Answers:Designers choose to use heavy-water in order to minimize the need for enriched uranium. If you use regular water as moderator and/or coolant, the water absorbs a significant amount of the neutrons needed to keep the reaction going. That means you need a big reactor, one with a lot of regular uranium, and lots of moderator and careful attention to saving every possible neutron. If you want to make a small reactor, or one that will run a long time, then you can't use regular uranium-- you have enrich the uranium, which is extremely expensive and requires huge investment in plants and energy. Plus the enriched uranium is excellent bomb-making material so you have to worry about that. An alternative is to design the reactor to use heavy water, deuterium, as a moderator and coolant. deuterium has all the good properties of water, including high heat conductivity, high heat capacitor, relatively non-corrosive, and low neutron absorption. If you use heavy water then you can get by using all natural uranium, which is very cheap. The Canadians designed a few reactors, the "CANDU" series, which work this way. The downside is you need a small boatload of heavy water, which is not cheap either, but a whole lot cheaper than enriched uranium. Heavy-water reactors have not really caught on very much, probably due to various factors, like competition and lack of heavy-water supplies.

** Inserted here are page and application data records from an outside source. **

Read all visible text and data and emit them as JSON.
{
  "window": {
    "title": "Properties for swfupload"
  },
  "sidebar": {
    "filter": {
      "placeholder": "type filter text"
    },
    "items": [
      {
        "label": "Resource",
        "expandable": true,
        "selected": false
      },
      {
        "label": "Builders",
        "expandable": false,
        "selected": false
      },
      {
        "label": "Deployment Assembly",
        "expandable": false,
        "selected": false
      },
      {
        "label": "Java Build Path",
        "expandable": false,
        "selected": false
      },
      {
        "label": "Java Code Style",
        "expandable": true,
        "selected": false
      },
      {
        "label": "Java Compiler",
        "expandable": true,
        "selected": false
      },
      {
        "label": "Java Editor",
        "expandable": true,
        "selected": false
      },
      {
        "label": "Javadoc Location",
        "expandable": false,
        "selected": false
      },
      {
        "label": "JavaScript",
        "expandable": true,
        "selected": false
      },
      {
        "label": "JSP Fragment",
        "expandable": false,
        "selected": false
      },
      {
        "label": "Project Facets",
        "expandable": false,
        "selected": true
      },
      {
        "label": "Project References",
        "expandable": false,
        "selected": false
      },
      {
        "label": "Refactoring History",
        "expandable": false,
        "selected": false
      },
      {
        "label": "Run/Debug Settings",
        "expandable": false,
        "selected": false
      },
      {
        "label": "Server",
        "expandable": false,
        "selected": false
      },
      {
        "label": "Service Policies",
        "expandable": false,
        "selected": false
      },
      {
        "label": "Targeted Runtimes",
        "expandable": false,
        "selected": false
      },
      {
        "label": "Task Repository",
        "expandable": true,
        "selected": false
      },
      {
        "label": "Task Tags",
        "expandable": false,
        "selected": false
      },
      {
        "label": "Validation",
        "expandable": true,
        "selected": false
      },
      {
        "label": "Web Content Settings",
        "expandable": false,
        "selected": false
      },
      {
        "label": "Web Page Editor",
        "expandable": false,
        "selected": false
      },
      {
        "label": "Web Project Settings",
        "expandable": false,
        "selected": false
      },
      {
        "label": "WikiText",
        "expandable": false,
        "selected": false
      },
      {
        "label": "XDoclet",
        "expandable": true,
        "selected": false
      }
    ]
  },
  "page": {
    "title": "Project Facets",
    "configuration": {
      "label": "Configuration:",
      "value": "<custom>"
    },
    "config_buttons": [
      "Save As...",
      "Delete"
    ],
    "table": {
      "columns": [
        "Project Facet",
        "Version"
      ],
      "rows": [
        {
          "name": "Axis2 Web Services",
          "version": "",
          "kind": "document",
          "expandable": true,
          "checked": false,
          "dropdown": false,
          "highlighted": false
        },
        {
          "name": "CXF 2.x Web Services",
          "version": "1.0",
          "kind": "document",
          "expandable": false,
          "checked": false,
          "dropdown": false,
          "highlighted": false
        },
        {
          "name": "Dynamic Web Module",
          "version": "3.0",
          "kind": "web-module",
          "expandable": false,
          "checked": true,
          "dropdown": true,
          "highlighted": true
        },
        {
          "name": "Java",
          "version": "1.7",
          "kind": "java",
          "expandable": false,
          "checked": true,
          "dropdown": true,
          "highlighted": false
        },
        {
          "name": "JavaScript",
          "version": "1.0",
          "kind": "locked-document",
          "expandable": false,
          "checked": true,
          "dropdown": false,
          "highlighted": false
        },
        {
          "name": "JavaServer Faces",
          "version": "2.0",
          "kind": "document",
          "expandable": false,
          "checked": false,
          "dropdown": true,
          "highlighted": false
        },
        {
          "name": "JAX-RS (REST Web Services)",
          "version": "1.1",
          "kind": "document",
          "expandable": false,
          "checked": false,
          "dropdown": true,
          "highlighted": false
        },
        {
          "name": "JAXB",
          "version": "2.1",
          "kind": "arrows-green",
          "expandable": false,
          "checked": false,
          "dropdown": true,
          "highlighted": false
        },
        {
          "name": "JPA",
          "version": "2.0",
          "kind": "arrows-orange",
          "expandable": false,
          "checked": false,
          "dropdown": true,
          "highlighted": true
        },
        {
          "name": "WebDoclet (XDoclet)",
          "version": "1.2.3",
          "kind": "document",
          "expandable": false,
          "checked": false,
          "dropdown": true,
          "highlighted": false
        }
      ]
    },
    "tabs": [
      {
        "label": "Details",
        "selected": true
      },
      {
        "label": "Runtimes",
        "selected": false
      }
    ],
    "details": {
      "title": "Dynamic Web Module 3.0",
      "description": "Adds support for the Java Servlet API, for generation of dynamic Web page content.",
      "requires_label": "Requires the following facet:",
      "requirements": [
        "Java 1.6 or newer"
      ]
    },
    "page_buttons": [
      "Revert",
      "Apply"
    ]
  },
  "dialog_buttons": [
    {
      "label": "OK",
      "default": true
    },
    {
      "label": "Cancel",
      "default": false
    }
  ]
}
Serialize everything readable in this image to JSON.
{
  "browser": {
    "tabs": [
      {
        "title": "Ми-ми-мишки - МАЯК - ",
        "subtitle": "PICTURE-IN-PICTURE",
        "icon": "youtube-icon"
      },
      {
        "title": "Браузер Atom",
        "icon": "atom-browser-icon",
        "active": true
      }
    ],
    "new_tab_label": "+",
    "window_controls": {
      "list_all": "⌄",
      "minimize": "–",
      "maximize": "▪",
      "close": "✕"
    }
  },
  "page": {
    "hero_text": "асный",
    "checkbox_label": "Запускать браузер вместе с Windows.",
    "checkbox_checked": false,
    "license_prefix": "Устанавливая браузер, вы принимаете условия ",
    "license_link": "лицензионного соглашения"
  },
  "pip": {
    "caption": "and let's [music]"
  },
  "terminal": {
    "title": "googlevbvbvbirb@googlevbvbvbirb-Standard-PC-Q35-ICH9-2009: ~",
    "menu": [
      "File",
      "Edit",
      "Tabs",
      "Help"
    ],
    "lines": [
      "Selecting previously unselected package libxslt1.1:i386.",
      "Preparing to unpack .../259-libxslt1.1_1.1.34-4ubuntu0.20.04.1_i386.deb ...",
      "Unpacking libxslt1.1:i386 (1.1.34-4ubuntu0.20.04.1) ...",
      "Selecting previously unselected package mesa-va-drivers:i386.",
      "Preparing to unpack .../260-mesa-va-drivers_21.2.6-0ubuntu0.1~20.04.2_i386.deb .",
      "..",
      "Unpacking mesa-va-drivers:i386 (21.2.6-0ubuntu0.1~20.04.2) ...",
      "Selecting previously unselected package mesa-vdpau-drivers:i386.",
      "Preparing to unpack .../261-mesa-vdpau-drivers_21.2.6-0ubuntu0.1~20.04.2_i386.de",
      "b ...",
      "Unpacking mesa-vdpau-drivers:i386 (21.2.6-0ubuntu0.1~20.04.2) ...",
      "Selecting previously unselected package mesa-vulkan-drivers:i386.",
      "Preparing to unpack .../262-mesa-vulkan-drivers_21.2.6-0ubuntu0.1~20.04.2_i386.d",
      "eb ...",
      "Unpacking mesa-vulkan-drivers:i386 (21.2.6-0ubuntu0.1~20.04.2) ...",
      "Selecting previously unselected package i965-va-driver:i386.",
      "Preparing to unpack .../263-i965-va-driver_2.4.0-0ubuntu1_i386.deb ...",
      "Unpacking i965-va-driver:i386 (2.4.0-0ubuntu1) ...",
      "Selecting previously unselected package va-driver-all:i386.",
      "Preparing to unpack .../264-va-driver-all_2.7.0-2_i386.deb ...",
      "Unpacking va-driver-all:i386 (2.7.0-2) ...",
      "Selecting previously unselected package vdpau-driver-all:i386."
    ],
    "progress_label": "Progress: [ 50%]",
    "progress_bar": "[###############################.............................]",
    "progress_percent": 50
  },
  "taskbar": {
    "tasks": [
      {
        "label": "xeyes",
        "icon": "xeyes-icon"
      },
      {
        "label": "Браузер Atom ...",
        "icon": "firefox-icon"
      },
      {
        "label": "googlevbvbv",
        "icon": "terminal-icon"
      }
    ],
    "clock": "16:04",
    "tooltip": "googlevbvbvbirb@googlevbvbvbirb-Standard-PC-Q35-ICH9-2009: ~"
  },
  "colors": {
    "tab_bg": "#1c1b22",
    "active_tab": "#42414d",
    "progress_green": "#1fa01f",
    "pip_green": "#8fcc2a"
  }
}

Answers:The sacking of Rome in 410 AD by Alaric, leader of the Visigoths caused the gradual fall of the Western Roman Empire. By 476 AD the last Roman Emperor was deposed, beginning a new era, this being the Middle Ages. It is also referred to as "Medieval" in history, so the two terms are alike. The Dark ages is simply a word used to describe the early Middle Ages from 476 AD to approximately 1000 AD. It is named the Dark Ages because it was a specific period of time where there was very little technological development or advances in knowledge, where the quality of life for the people was moving backwards and they suffered as a result. There are several theories as to when the Middle Ages declined and the Renaissance period started. 1. The capture of Constantinople in 1453 AD by Mehmed II, a General of the Ottoman Empire effectively neutralizing the Eastern Roman Empire. 2. The discovery of "The Americas" in 1492 AD by Italian explorer and navigator Christopher Columbus. 3. The widespread use of gunpowder, making the icon of the Medieval era (castles) become obsolete. 4. The Black Death ravaged Europe in 1347 AD, killing millions and efficiently destroying the Feudal system, which provided the basis for society in Medieval times. Glad to help, if you need any additional information, just ask.